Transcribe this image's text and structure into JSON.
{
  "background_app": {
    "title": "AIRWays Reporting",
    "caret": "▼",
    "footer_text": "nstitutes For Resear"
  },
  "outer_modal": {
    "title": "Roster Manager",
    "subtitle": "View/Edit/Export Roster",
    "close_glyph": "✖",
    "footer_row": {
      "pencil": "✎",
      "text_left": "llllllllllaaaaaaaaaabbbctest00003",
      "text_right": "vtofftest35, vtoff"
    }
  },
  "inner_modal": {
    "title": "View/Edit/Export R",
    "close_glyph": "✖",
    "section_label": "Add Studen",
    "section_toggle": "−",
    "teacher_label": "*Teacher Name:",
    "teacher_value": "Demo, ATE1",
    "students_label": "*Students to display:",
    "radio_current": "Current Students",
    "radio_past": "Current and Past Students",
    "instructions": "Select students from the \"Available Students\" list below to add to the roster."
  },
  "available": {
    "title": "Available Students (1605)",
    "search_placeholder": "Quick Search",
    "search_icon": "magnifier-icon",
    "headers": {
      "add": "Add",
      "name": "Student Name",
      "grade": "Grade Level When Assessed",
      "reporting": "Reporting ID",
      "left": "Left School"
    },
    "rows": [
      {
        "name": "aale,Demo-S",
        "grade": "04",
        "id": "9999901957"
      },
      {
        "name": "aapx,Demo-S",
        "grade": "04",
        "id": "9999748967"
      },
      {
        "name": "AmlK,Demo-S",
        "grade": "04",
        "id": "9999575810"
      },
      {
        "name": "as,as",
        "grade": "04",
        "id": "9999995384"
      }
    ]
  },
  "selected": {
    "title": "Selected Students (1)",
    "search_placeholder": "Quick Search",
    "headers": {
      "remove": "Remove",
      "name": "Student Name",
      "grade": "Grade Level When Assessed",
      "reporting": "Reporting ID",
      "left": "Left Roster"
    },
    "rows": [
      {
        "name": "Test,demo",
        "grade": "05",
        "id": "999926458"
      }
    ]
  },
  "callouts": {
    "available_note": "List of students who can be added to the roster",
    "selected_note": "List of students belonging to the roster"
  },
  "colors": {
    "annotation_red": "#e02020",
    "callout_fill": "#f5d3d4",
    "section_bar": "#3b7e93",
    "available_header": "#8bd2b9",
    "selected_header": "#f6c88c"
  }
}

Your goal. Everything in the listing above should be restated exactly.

Result.
Transcribe this image's text and structure into JSON.
{
  "background_app": {
    "title": "AIRWays Reporting",
    "caret": "▼",
    "footer_text": "nstitutes For Resear"
  },
  "outer_modal": {
    "title": "Roster Manager",
    "subtitle": "View/Edit/Export Roster",
    "close_glyph": "✖",
    "footer_row": {
      "pencil": "✎",
      "text_left": "llllllllllaaaaaaaaaabbbctest00003",
      "text_right": "vtofftest35, vtoff"
    }
  },
  "inner_modal": {
    "title": "View/Edit/Export R",
    "close_glyph": "✖",
    "section_label": "Add Studen",
    "section_toggle": "−",
    "teacher_label": "*Teacher Name:",
    "teacher_value": "Demo, ATE1",
    "students_label": "*Students to display:",
    "radio_current": "Current Students",
    "radio_past": "Current and Past Students",
    "instructions": "Select students from the \"Available Students\" list below to add to the roster."
  },
  "available": {
    "title": "Available Students (1605)",
    "search_placeholder": "Quick Search",
    "search_icon": "magnifier-icon",
    "headers": {
      "add": "Add",
      "name": "Student Name",
      "grade": "Grade Level When Assessed",
      "reporting": "Reporting ID",
      "left": "Left School"
    },
    "rows": [
      {
        "name": "aale,Demo-S",
        "grade": "04",
        "id": "9999901957"
      },
      {
        "name": "aapx,Demo-S",
        "grade": "04",
        "id": "9999748967"
      },
      {
        "name": "AmlK,Demo-S",
        "grade": "04",
        "id": "9999575810"
      },
      {
        "name": "as,as",
        "grade": "04",
        "id": "9999995384"
      }
    ]
  },
  "selected": {
    "title": "Selected Students (1)",
    "search_placeholder": "Quick Search",
    "headers": {
      "remove": "Remove",
      "name": "Student Name",
      "grade": "Grade Level When Assessed",
      "reporting": "Reporting ID",
      "left": "Left Roster"
    },
    "rows": [
      {
        "name": "Test,demo",
        "grade": "05",
        "id": "999926458"
      }
    ]
  },
  "callouts": {
    "available_note": "List of students who can be added to the roster",
    "selected_note": "List of students belonging to the roster"
  },
  "colors": {
    "annotation_red": "#e02020",
    "callout_fill": "#f5d3d4",
    "section_bar": "#3b7e93",
    "available_header": "#8bd2b9",
    "selected_header": "#f6c88c"
  }
}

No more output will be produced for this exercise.